• _Required action_
Reading the records beneath this task, work out how many lines contain the word "JSON" and reply with only that number.

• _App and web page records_
'''
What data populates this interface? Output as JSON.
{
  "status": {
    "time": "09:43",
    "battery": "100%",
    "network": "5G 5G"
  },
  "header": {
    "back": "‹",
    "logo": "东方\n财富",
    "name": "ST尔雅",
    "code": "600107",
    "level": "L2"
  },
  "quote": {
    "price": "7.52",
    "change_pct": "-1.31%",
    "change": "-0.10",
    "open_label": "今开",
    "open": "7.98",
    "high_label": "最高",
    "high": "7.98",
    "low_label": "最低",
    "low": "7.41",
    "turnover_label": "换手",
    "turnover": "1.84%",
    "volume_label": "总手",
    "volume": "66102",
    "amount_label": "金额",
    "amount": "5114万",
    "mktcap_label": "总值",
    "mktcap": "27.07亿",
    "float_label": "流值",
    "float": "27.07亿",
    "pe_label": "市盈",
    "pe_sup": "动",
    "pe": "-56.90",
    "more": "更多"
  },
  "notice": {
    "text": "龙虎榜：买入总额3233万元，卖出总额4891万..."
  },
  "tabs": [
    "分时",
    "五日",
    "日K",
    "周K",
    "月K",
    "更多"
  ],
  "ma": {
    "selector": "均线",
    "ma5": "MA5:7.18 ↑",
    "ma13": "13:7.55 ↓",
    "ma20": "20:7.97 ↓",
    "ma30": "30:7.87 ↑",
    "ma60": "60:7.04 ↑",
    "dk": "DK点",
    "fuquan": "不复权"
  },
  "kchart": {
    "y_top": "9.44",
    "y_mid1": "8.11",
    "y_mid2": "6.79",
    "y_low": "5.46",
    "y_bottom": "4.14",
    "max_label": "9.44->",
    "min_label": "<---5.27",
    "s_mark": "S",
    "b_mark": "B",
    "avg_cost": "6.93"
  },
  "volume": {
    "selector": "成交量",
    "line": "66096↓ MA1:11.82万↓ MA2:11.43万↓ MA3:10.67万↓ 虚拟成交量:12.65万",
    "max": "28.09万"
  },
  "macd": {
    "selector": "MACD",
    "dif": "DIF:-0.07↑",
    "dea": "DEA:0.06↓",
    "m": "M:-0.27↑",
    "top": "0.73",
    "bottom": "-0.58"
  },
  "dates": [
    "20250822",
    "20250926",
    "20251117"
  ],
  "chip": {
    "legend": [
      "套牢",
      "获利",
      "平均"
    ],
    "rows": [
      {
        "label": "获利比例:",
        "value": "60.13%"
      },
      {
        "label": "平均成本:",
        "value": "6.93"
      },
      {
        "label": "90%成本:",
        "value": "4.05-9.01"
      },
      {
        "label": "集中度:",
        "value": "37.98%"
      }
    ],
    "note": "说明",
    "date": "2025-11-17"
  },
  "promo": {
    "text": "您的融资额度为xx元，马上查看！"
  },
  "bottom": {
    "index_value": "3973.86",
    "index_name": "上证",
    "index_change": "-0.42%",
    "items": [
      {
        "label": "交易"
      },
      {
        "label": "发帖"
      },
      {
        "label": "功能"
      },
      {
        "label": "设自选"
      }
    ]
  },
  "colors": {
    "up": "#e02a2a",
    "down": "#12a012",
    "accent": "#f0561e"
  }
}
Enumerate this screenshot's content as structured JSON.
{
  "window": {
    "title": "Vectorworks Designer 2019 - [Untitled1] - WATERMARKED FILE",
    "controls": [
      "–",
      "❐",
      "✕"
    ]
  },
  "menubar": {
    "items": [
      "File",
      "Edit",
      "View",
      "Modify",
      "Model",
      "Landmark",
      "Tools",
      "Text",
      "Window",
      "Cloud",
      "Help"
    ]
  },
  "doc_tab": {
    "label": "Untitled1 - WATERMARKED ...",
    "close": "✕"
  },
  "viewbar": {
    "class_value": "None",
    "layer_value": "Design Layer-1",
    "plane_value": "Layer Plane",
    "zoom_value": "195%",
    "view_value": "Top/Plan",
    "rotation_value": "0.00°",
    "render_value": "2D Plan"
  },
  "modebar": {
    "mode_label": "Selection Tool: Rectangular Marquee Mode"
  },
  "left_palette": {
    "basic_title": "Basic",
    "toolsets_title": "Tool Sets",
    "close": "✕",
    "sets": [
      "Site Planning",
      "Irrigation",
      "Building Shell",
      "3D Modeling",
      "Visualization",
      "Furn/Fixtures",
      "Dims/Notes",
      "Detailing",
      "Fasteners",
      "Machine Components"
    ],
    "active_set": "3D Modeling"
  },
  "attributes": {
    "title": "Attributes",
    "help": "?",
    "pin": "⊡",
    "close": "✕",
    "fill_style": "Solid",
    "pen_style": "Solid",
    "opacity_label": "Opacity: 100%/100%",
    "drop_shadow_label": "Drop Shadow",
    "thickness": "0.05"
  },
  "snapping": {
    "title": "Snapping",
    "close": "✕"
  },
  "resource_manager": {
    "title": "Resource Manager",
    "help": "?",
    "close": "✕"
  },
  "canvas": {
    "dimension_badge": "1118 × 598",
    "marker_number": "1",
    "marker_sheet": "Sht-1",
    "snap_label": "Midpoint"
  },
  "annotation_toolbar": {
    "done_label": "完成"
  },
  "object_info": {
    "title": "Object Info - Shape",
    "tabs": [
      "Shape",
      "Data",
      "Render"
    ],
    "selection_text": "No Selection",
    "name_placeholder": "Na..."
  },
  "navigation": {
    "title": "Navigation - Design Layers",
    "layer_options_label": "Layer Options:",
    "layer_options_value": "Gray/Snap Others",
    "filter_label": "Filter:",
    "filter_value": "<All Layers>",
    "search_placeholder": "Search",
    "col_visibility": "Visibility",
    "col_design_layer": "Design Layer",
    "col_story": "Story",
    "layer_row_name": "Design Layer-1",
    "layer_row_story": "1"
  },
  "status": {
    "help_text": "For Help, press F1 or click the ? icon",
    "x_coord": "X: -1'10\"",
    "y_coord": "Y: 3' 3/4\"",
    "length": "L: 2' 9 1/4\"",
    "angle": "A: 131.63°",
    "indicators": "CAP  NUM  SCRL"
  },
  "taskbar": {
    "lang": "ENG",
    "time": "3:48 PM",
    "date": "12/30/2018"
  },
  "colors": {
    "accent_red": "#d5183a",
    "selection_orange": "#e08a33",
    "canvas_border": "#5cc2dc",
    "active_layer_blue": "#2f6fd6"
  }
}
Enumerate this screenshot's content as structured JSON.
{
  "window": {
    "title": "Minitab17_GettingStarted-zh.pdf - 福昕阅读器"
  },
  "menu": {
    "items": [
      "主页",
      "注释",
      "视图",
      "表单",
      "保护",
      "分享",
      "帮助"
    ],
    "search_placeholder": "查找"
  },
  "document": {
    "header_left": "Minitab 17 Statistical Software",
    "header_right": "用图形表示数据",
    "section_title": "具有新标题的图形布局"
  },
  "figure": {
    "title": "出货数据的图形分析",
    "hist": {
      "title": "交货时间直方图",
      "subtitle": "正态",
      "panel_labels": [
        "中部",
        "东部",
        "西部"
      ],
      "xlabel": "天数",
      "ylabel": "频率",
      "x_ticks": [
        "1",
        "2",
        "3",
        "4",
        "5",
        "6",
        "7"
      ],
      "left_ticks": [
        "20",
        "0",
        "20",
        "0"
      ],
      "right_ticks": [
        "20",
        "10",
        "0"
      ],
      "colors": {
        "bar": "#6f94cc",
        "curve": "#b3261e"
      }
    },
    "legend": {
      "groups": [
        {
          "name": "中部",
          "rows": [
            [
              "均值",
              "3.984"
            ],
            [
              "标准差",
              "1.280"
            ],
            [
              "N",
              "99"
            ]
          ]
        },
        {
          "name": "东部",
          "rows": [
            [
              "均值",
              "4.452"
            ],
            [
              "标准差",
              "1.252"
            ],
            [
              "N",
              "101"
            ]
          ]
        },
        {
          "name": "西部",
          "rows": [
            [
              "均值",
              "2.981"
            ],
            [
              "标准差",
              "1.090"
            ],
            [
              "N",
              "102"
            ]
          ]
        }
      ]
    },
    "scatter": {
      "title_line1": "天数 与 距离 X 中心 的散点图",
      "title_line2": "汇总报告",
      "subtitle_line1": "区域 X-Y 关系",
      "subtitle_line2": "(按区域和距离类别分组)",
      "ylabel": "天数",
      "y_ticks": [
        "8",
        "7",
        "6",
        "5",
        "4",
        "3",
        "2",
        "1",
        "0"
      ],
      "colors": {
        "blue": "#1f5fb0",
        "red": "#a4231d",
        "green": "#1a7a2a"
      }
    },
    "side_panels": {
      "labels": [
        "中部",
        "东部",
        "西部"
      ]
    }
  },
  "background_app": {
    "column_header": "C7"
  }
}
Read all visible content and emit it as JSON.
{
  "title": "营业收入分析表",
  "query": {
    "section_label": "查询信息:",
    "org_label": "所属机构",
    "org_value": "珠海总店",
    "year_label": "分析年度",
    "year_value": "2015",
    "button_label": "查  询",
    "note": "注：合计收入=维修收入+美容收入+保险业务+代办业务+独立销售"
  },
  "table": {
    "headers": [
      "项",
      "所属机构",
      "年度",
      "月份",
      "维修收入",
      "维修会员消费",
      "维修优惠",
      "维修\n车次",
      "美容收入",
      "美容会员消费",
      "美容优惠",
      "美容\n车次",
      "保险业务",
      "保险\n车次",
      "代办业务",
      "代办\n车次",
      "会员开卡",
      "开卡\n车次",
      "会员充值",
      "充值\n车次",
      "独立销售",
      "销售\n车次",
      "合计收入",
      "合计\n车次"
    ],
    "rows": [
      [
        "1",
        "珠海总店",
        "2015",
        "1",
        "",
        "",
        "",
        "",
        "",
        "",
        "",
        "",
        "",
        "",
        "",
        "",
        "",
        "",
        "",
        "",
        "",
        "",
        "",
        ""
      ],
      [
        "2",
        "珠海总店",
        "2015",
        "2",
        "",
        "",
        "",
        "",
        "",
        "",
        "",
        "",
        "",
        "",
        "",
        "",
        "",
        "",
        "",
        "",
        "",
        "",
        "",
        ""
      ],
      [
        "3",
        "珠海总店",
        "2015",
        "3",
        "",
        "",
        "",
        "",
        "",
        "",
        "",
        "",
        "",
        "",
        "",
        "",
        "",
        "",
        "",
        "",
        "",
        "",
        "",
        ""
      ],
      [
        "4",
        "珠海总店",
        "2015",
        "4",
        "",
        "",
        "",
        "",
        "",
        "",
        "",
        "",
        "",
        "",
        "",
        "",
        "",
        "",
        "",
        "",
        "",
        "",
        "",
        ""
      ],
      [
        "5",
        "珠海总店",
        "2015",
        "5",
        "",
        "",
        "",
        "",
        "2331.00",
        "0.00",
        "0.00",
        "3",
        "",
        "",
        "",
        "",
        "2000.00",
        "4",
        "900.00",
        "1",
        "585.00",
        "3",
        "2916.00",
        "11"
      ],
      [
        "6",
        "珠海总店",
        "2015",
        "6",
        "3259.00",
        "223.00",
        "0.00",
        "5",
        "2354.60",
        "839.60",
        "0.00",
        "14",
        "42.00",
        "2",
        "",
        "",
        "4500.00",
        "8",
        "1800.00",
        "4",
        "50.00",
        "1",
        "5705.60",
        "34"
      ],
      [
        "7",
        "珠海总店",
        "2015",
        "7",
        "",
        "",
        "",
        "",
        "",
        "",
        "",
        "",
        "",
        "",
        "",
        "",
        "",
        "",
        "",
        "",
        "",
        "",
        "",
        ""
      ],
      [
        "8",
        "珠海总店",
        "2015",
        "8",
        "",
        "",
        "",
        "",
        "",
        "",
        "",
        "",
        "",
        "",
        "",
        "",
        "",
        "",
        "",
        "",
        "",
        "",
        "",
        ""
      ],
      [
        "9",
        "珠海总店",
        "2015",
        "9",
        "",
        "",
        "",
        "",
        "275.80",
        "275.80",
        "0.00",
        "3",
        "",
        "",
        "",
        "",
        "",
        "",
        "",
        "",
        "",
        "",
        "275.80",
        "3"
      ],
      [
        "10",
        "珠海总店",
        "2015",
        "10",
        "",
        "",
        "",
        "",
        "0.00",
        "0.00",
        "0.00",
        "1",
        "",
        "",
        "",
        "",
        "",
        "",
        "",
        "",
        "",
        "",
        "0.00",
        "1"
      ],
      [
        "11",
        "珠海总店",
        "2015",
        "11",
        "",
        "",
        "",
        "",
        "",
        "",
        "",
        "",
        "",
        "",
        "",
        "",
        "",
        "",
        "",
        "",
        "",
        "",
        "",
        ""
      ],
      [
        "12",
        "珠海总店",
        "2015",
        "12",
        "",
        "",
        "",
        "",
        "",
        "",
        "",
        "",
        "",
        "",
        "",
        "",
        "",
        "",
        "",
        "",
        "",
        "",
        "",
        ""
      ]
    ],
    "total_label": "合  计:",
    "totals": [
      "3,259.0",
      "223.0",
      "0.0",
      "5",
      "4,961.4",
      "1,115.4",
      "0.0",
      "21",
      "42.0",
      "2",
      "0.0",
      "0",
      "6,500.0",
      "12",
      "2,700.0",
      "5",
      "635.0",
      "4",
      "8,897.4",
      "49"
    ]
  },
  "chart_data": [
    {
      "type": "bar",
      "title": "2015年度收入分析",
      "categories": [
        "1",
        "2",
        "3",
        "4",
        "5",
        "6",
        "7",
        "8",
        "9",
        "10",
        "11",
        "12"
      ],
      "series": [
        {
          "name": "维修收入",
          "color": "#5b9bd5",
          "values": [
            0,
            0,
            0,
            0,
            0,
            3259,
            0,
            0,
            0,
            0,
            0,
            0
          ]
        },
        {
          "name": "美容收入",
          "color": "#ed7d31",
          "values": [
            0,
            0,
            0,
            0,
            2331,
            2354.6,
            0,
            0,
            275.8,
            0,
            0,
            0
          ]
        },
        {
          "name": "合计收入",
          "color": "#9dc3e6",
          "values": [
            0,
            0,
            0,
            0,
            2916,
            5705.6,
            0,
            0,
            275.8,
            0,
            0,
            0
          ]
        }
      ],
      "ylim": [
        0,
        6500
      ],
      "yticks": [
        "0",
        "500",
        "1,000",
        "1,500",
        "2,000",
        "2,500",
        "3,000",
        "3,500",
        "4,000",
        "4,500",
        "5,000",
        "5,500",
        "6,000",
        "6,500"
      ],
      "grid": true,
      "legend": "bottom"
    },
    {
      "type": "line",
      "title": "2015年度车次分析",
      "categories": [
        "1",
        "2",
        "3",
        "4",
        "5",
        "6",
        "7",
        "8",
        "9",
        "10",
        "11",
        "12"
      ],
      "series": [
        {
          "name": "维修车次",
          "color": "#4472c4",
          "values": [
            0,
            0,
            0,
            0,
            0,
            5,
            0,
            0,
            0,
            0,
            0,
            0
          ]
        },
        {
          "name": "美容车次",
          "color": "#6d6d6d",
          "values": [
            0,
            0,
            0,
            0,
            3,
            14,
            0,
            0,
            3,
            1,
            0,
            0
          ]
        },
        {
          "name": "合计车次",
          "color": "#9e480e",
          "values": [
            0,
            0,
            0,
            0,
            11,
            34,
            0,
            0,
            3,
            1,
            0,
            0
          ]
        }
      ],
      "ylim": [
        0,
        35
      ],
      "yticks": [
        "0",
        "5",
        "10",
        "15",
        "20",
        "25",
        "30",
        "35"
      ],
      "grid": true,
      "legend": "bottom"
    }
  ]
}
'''
• _Answer section_
4